*** SOURCE RECORDS ***
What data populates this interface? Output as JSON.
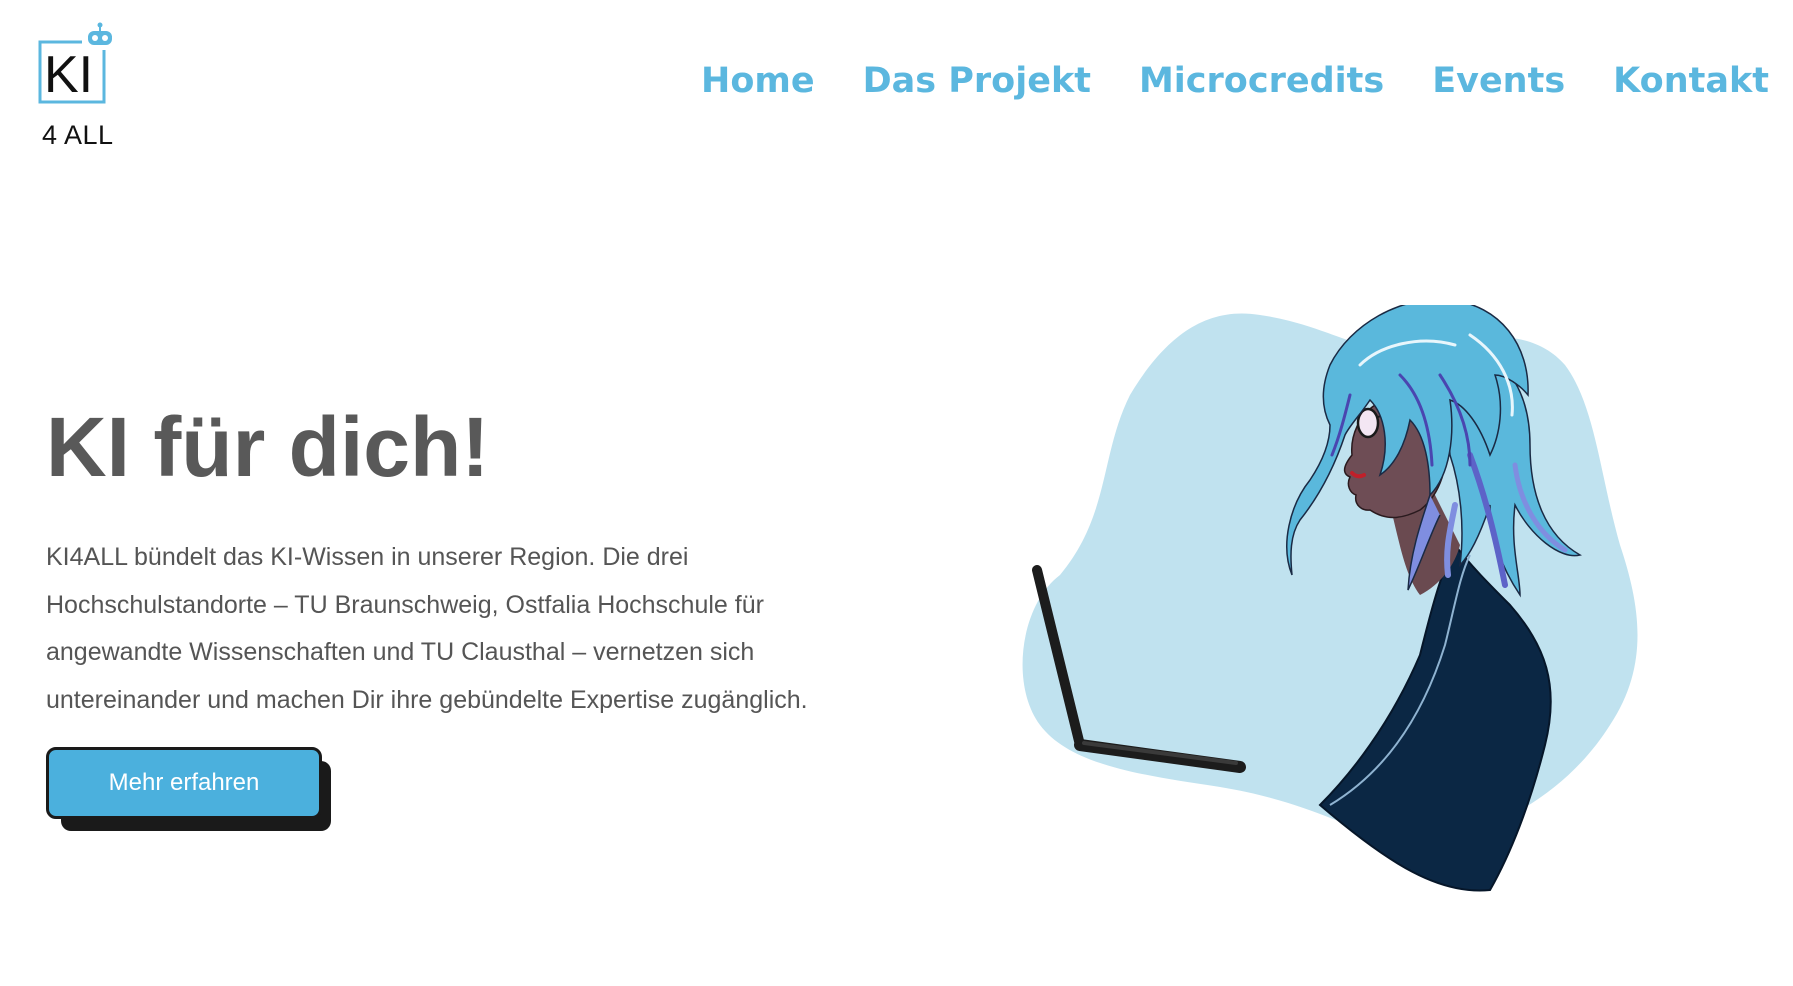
{
  "logo": {
    "mark_text": "KI",
    "caption": "4 ALL",
    "icon": "robot-head-icon",
    "accent_color": "#5bb7df"
  },
  "nav": {
    "items": [
      {
        "label": "Home"
      },
      {
        "label": "Das Projekt"
      },
      {
        "label": "Microcredits"
      },
      {
        "label": "Events"
      },
      {
        "label": "Kontakt"
      }
    ],
    "color": "#5bb7df"
  },
  "hero": {
    "title": "KI für dich!",
    "lines": [
      "KI4ALL bündelt das KI-Wissen in unserer Region. Die drei",
      "Hochschulstandorte – TU Braunschweig, Ostfalia Hochschule für",
      "angewandte Wissenschaften und TU Clausthal – vernetzen sich",
      "untereinander und machen Dir ihre gebündelte Expertise zugänglich."
    ],
    "cta_label": "Mehr erfahren",
    "cta_color": "#4bb0dd"
  },
  "illustration": {
    "subject": "woman-with-laptop-illustration",
    "blob_color": "#c0e2ef",
    "hair_color": "#5ab8dc",
    "shirt_color": "#0b2744"
  }
}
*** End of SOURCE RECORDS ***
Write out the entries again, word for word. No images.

What data populates this interface? Output as JSON.
{
  "logo": {
    "mark_text": "KI",
    "caption": "4 ALL",
    "icon": "robot-head-icon",
    "accent_color": "#5bb7df"
  },
  "nav": {
    "items": [
      {
        "label": "Home"
      },
      {
        "label": "Das Projekt"
      },
      {
        "label": "Microcredits"
      },
      {
        "label": "Events"
      },
      {
        "label": "Kontakt"
      }
    ],
    "color": "#5bb7df"
  },
  "hero": {
    "title": "KI für dich!",
    "lines": [
      "KI4ALL bündelt das KI-Wissen in unserer Region. Die drei",
      "Hochschulstandorte – TU Braunschweig, Ostfalia Hochschule für",
      "angewandte Wissenschaften und TU Clausthal – vernetzen sich",
      "untereinander und machen Dir ihre gebündelte Expertise zugänglich."
    ],
    "cta_label": "Mehr erfahren",
    "cta_color": "#4bb0dd"
  },
  "illustration": {
    "subject": "woman-with-laptop-illustration",
    "blob_color": "#c0e2ef",
    "hair_color": "#5ab8dc",
    "shirt_color": "#0b2744"
  }
}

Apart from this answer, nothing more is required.